Add the third in the same way, then cut off the excess material. Add more glue to the seams and use small clamps as you go, if desired. They aren't necessary, but they can help you work faster.
The crown I build oversized, so the inside is filled with foam padding. If you want something smaller, I would cut the main front printed out piece down to 18" and size down the crown accordingly.
Clamps will be more of a help for the round crown, as well as a large form such as a very thick pipe, to get it circular. you will have to work in stages, wrapping the cut pieces around the previous piece and holding in place while it cools.

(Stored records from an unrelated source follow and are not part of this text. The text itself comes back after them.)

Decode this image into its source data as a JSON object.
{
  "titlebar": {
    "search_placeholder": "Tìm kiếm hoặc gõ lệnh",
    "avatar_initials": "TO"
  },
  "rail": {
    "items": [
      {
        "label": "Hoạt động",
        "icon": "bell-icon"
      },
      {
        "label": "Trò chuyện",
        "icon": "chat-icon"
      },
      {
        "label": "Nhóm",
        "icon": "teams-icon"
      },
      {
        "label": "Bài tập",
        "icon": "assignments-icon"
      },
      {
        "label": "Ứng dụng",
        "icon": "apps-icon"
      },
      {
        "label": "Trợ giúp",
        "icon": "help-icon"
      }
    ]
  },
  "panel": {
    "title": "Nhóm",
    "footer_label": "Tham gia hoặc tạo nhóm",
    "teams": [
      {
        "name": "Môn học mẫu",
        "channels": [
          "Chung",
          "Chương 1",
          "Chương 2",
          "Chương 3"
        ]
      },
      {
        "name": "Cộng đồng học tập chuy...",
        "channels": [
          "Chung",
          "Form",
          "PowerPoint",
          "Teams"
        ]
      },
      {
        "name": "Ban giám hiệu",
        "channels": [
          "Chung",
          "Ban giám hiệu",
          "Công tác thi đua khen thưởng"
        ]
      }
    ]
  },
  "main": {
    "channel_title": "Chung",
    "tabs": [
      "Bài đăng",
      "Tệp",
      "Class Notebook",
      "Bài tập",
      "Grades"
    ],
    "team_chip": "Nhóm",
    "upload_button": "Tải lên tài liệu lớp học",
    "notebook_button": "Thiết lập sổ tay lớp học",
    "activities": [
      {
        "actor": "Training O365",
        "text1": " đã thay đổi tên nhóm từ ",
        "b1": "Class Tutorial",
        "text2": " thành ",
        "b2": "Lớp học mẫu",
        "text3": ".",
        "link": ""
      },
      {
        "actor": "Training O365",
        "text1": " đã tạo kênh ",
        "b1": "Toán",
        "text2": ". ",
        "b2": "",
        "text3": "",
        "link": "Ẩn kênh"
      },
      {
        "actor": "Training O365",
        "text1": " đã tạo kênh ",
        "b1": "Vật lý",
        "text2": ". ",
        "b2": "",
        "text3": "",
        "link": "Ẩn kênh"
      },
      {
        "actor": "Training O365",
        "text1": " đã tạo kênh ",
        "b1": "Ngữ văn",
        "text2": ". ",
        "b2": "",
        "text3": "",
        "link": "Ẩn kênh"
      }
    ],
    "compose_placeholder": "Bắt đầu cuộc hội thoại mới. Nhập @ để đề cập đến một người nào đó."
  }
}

Fill cracks with more hot glue. If you have any particularly wide cracks, cut a small piece of craft foam and use that to bridge it. On both pieces of the crown, I staggered where the seaming occurred to give a better balance. I cut 2 pieces of foam the same, then cut my printout in half and retaped the previous ends together. The middle piece of foam seams in the front, while the outer pieces seam in the back. This whole assembly process make take a couple of days.
I kept the large print out as a template of where the lines go. Using a hot soldering iron or wood burning tool, I punched shallow holes where the lines go, then removed the printout and connected the lines. USE VENTILATION. AND A MASK.
The thick 'wires' are foam floral wire - it's thicker than the plain green regular wires, and covered in a tube of perfectly circular foam. This stuff will melt when exposed to high heat hot glue, so you can use regular hot glue to attach. The 'snakes' were made with model magic and allowed to dry. The giant 'eye' was made the same way. There are spirals of gently ascending craft foam built on more hot glue on the sides of the lower crown. Some of this part is guess work since the original game model doesn't have all that much dimension, but I knew I wanted it to have more than painted lines.
To save time and money, you are welcome to simply paint the lines rather than construct or melt them.
I started with an overall base layer of black acrylic paint, then dark grey, then random light gray, sprayed from a distance to add to the metallic effect. The snakes I used silver flake on, because they do stand out in graphics, along with the eye in front, and the eye in back.
Before painting, I dug the soldering iron into the bottom of the helmet in a few places to make the broken cracks.
After that, i dry brushed some extra silver flake paint here and there. and painted the burned lines in black. The inside is painted in black, as are some of the other edges around the raised craft foam, around the eyes, and under the rim.
The top 'bumps' of the crown aren't actually supposed to show above the top edge of the front piece, but I wasn't going to cut it apart by the time I realized it wasn't quite right.